Our weekly reading list of the people, places, and discussions taking place in food insecurity across the country.
Just under 25 million American adults have experienced food insecurity at some point during the past three months according to an analysis of national surveys conducted by Zogby Analytics. I have closely examined interviews we have done with 10,278 adults nationwide since June and found a stunning 10.1% who said that “they have gone without food for 24 hours at a time in the past month because of a lack of money or food”. Extrapolated from a total adult population of over 244 million people (estimated in 2014), that makes it about 24.7 million Americans age 18 or over.
Currently, Vilsack says, an estimated 133 billion pounds of food is wasted each year. And if that’s hard to fathom, picture this: “It’s enough to fill the Sears Tower [technically now called the Willis Tower] 44 times,” Vilsack says.
USDA and EPA Set Historic Goal to Cut U.S. Food Waste in Half via Sustainable America Blog
Today is a groundbreaking day in the fight against food waste. The Obama administration announced the United States’ first-ever food waste reduction goal: Reduce food waste in America by 50 percent by 2030. To reach this goal, officials from the USDA and EPA said the federal government will be leading a new partnership with the private sector; charitable and faith-based organizations; and local, state and tribal governments. The news was delivered at a press conference in New York City at City Harvest, the country’s oldest food recovery organizations.
As part of its effort to act against climate change, the Obama administration has taken a sweeping stance to reduce food waste by 50% in the next 15 years.
The announcement Wednesday from the Department of Agriculture and Environmental Protection Agency is a continuation of efforts in recent years to educate consumers about food date labels and safe food storage, as well as partnerships with food companies to address food insecurity and help figure out how to reduce the billions of pounds of food that go to landfills.

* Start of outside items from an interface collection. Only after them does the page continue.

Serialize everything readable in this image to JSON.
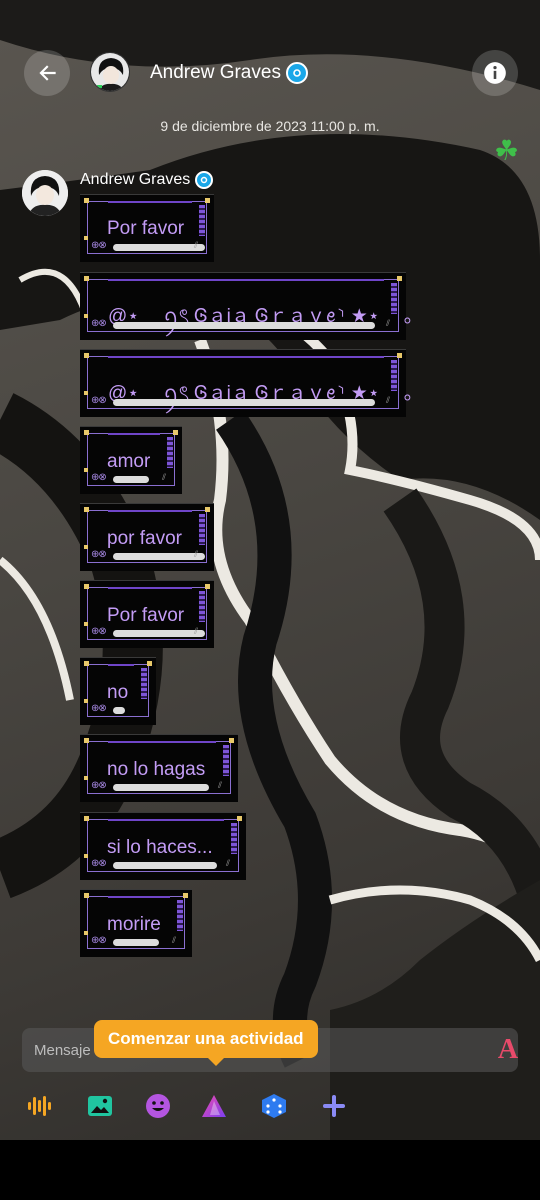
{
  "header": {
    "contact_name": "Andrew Graves",
    "back_icon": "arrow-left-icon",
    "info_icon": "info-icon"
  },
  "conversation": {
    "date": "9 de diciembre de 2023 11:00 p. m.",
    "sender_name": "Andrew Graves",
    "messages": [
      {
        "text": "Por favor"
      },
      {
        "text": "@⋆ 　ꪆৎ Ꮆａịａ Ꮆｒａｖꫀ⸃ ★⋆ 　｡"
      },
      {
        "text": "@⋆ 　ꪆৎ Ꮆａịａ Ꮆｒａｖꫀ⸃ ★⋆ 　｡"
      },
      {
        "text": "amor"
      },
      {
        "text": "por favor"
      },
      {
        "text": "Por favor"
      },
      {
        "text": "no"
      },
      {
        "text": "no lo hagas"
      },
      {
        "text": "si lo haces..."
      },
      {
        "text": "morire"
      }
    ]
  },
  "composer": {
    "placeholder": "Mensaje",
    "tooltip": "Comenzar una actividad",
    "font_button": "A"
  },
  "toolbar": {
    "items": [
      "voice-icon",
      "image-icon",
      "emoji-icon",
      "activity-icon",
      "dice-icon",
      "plus-icon"
    ]
  },
  "colors": {
    "bubble_text": "#c39cf5",
    "tooltip": "#f5a623",
    "verified": "#1aa7e8"
  }
}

The Struggle to Feed America via Knowledge@Warton
Hunger in this country is not the result of scarcity. The United States exports more agricultural products than it imports (a record $152.5 billion in 2014), and domestically sells 30% more than consumers actually use (that’s how much is wasted each year — $162 billion worth of food that goes uneaten).
Scanning Away Food Waste via FoodTank
Chances are you encounter radio frequency identification (RFID) technology quite often. You’re doing so when you use a proximity card at work or a hotel, track a package, check out library books, or
become a scannable human. Within the food industry, RFID tags track food shipments’ progress at the pallet and truck level.
The global packaging company Avery Dennison is now working to bring that technology to supermarket shelves. Avery Dennison recently claimed that RFID tags could minimize retail food waste by 20 percent, which would yield savings of US$22 billion globally. James Stafford, Global Head of RFID Development, answered some questions on a technology that may just become embedded in your life in the near future.